An audio recording of the moment a police officer was shot multiple times by a suspected white supremacist has been released by US authorities.
Lieutenant Brian Murphy was the first officer on the scene of a gun attack at a Sikh place of worship in Oak Creek, Wisconsin.
Former US Army soldier Wade Michael Page opened fire with a 9mm handgun as dozens of people prepared for Sunday morning services.
Six people were killed and three critically wounded in the attack - including Lt Murphy as he went to the aid of one of the victims.
After arriving at the scene, he told the dispatcher: "I need an ambulance. I do not see a shooter anywhere...
"I have someone walking out the driveway towards me. Man with a gun, white t-shirt."
Moments later, gun shots can be heard on the recording, followed by silence.
The gunman was shot dead by a second officer as further support arrived on the scene.
The dispatcher said: "Subject with a gun, balding, white t-shirt. Officer down."
Lt Murphy was shot eight times and remains in a critical condition in Froedtert Hospital trauma centre.
Page, 40, was a failed soldier who played in white supremacist heavy metal bands with names such as Definite Hate and End Apathy.
He was a former US Army psychological operations specialist who served between April 1992 and October 1998, before he was discharged at Fort Bragg, North Carolina, for "patterns of misconduct".
The Southern Poverty Law Centre, a non-profit civil rights organisation, described him as a "frustrated neo-Nazi".
He wrote frequently on white supremacist websites, describing himself as a member of the "Hammerskins Nation" - a skinhead group rooted in Texas that has offshoots in Australia and Canada, according to the Maryland based intelligence firm SITE.
As a "psy-ops" specialist, Page would have trained to host public meetings between locals and American forces, use leaflet campaigns in a conflict zone or use loudspeakers to communicate with enemy soldiers.
He never deployed overseas in that role, Army spokesman George Wright said.
Special Agent Teresa Carlson, head of the FBI's Milwaukee field office, said Page was the subject of a "domestic terrorism" probe.
He said: "We are looking at ties to white supremacist groups.

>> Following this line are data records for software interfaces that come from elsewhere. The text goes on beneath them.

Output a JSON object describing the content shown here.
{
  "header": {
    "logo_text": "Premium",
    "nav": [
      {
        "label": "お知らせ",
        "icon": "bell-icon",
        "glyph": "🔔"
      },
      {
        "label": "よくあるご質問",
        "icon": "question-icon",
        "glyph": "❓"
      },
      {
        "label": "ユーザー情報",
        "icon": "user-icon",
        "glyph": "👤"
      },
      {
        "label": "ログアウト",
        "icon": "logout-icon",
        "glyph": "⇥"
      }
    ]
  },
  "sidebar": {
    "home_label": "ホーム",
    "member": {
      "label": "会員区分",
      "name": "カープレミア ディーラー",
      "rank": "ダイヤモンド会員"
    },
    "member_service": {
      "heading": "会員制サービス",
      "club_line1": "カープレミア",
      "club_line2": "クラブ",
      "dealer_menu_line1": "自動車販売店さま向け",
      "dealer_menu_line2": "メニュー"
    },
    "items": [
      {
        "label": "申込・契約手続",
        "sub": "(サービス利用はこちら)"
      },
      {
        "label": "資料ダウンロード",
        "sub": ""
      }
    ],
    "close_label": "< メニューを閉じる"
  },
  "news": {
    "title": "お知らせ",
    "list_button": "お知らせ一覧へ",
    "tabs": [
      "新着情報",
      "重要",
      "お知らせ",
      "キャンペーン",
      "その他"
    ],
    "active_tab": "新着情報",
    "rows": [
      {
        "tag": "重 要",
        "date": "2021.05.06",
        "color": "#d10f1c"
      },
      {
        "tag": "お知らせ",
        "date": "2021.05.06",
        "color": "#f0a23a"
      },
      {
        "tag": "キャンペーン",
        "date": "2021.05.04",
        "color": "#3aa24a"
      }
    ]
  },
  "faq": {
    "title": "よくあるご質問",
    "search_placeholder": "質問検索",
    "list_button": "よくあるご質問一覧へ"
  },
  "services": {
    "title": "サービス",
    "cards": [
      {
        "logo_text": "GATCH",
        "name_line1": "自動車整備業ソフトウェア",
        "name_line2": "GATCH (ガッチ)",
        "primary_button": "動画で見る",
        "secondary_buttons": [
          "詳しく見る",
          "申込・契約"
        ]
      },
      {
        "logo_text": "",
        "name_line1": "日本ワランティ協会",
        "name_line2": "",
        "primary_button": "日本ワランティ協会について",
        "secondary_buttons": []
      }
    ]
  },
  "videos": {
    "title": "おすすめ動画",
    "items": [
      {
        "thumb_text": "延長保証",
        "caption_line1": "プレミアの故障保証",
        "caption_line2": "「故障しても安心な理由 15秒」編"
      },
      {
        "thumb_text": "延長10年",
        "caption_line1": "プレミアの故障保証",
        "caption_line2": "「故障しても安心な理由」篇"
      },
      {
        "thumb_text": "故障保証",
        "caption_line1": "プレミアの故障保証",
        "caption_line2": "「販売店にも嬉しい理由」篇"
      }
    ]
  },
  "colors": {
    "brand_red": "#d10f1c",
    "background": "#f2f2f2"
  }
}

We did not have an investigation on him before yesterday.
"No law enforcement agency had any reason to believe he was plotting anything."
Online records show Page had a brief criminal history in other states, including pleading guilty to misdemeanour criminal mischief after a 1994 arrest in El Paso, Texas. He received six months' probation.
Page also pleaded guilty to driving under the influence in Colorado in 1999 but never completed a sentence that included alcohol treatment, records show.
He was arrested on suspicion of drunk driving again in 2010 in North Carolina after running his car off the side of a highway. The case was dropped a year later for lack of evidence, according to court records.